Task.
What is needed is the whole of the data, set down exactly.

(Dataset rows for apps and sites)

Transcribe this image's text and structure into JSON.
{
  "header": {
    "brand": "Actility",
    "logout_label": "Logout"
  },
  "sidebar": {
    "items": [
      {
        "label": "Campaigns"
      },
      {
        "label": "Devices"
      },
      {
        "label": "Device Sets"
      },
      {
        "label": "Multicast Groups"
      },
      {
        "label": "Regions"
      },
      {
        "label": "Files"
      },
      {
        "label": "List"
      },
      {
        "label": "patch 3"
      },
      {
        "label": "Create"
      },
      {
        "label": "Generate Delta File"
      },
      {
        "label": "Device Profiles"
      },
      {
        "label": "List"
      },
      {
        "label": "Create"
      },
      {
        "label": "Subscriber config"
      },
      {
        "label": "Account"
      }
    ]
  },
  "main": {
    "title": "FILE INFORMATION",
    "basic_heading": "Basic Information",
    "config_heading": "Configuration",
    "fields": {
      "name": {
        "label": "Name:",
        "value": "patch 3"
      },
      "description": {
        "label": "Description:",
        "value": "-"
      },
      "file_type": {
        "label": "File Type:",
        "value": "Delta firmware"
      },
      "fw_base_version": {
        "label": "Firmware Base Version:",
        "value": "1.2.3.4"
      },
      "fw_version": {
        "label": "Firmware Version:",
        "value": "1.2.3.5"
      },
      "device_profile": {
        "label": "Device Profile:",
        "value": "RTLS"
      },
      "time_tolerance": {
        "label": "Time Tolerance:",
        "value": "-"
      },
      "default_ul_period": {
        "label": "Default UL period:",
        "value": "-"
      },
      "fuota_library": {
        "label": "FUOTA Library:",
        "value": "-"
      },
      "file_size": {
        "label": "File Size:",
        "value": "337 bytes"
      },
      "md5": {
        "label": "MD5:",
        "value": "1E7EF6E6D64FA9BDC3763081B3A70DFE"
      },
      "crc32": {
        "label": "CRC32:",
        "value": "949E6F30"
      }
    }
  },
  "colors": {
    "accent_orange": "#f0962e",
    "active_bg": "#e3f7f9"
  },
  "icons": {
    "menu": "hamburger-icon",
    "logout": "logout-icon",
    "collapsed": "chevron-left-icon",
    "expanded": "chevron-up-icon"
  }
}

Expected output.
Transcribe this image's text and structure into JSON.
{
  "header": {
    "brand": "Actility",
    "logout_label": "Logout"
  },
  "sidebar": {
    "items": [
      {
        "label": "Campaigns"
      },
      {
        "label": "Devices"
      },
      {
        "label": "Device Sets"
      },
      {
        "label": "Multicast Groups"
      },
      {
        "label": "Regions"
      },
      {
        "label": "Files"
      },
      {
        "label": "List"
      },
      {
        "label": "patch 3"
      },
      {
        "label": "Create"
      },
      {
        "label": "Generate Delta File"
      },
      {
        "label": "Device Profiles"
      },
      {
        "label": "List"
      },
      {
        "label": "Create"
      },
      {
        "label": "Subscriber config"
      },
      {
        "label": "Account"
      }
    ]
  },
  "main": {
    "title": "FILE INFORMATION",
    "basic_heading": "Basic Information",
    "config_heading": "Configuration",
    "fields": {
      "name": {
        "label": "Name:",
        "value": "patch 3"
      },
      "description": {
        "label": "Description:",
        "value": "-"
      },
      "file_type": {
        "label": "File Type:",
        "value": "Delta firmware"
      },
      "fw_base_version": {
        "label": "Firmware Base Version:",
        "value": "1.2.3.4"
      },
      "fw_version": {
        "label": "Firmware Version:",
        "value": "1.2.3.5"
      },
      "device_profile": {
        "label": "Device Profile:",
        "value": "RTLS"
      },
      "time_tolerance": {
        "label": "Time Tolerance:",
        "value": "-"
      },
      "default_ul_period": {
        "label": "Default UL period:",
        "value": "-"
      },
      "fuota_library": {
        "label": "FUOTA Library:",
        "value": "-"
      },
      "file_size": {
        "label": "File Size:",
        "value": "337 bytes"
      },
      "md5": {
        "label": "MD5:",
        "value": "1E7EF6E6D64FA9BDC3763081B3A70DFE"
      },
      "crc32": {
        "label": "CRC32:",
        "value": "949E6F30"
      }
    }
  },
  "colors": {
    "accent_orange": "#f0962e",
    "active_bg": "#e3f7f9"
  },
  "icons": {
    "menu": "hamburger-icon",
    "logout": "logout-icon",
    "collapsed": "chevron-left-icon",
    "expanded": "chevron-up-icon"
  }
}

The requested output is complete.